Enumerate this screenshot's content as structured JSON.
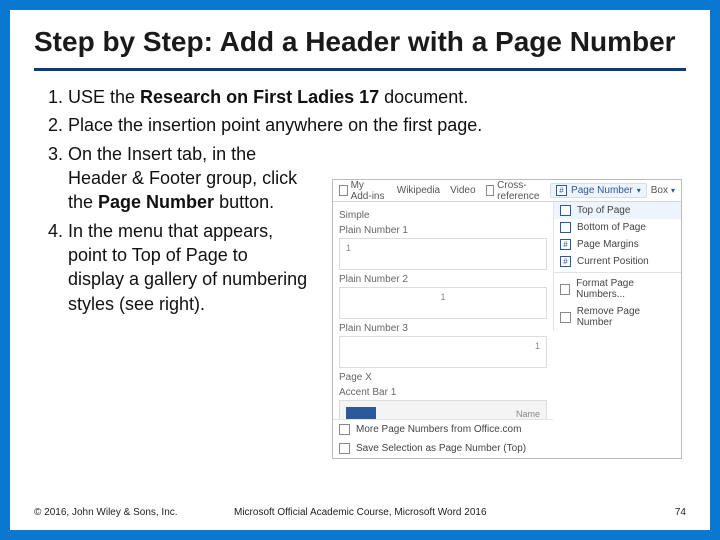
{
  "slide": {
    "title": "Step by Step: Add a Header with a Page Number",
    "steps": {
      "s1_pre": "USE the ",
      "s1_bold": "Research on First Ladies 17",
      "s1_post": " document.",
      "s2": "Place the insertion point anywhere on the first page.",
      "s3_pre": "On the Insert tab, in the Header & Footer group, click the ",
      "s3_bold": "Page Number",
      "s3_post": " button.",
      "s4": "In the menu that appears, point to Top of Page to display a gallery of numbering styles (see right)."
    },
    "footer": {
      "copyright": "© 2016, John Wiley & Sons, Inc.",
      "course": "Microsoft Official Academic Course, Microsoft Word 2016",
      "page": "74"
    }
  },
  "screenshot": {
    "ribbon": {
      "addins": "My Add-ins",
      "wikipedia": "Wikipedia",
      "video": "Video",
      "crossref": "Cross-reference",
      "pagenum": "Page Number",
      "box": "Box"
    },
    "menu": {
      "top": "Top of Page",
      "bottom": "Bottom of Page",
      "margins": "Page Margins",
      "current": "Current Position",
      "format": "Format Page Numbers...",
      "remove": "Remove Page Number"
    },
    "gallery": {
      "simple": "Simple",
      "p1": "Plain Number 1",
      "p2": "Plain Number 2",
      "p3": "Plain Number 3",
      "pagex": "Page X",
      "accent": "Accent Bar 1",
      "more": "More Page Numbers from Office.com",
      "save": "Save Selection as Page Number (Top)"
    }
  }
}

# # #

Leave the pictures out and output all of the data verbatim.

Enumerate this screenshot's content as structured JSON.
{
  "slide": {
    "title": "Step by Step: Add a Header with a Page Number",
    "steps": {
      "s1_pre": "USE the ",
      "s1_bold": "Research on First Ladies 17",
      "s1_post": " document.",
      "s2": "Place the insertion point anywhere on the first page.",
      "s3_pre": "On the Insert tab, in the Header & Footer group, click the ",
      "s3_bold": "Page Number",
      "s3_post": " button.",
      "s4": "In the menu that appears, point to Top of Page to display a gallery of numbering styles (see right)."
    },
    "footer": {
      "copyright": "© 2016, John Wiley & Sons, Inc.",
      "course": "Microsoft Official Academic Course, Microsoft Word 2016",
      "page": "74"
    }
  },
  "screenshot": {
    "ribbon": {
      "addins": "My Add-ins",
      "wikipedia": "Wikipedia",
      "video": "Video",
      "crossref": "Cross-reference",
      "pagenum": "Page Number",
      "box": "Box"
    },
    "menu": {
      "top": "Top of Page",
      "bottom": "Bottom of Page",
      "margins": "Page Margins",
      "current": "Current Position",
      "format": "Format Page Numbers...",
      "remove": "Remove Page Number"
    },
    "gallery": {
      "simple": "Simple",
      "p1": "Plain Number 1",
      "p2": "Plain Number 2",
      "p3": "Plain Number 3",
      "pagex": "Page X",
      "accent": "Accent Bar 1",
      "more": "More Page Numbers from Office.com",
      "save": "Save Selection as Page Number (Top)"
    }
  }
}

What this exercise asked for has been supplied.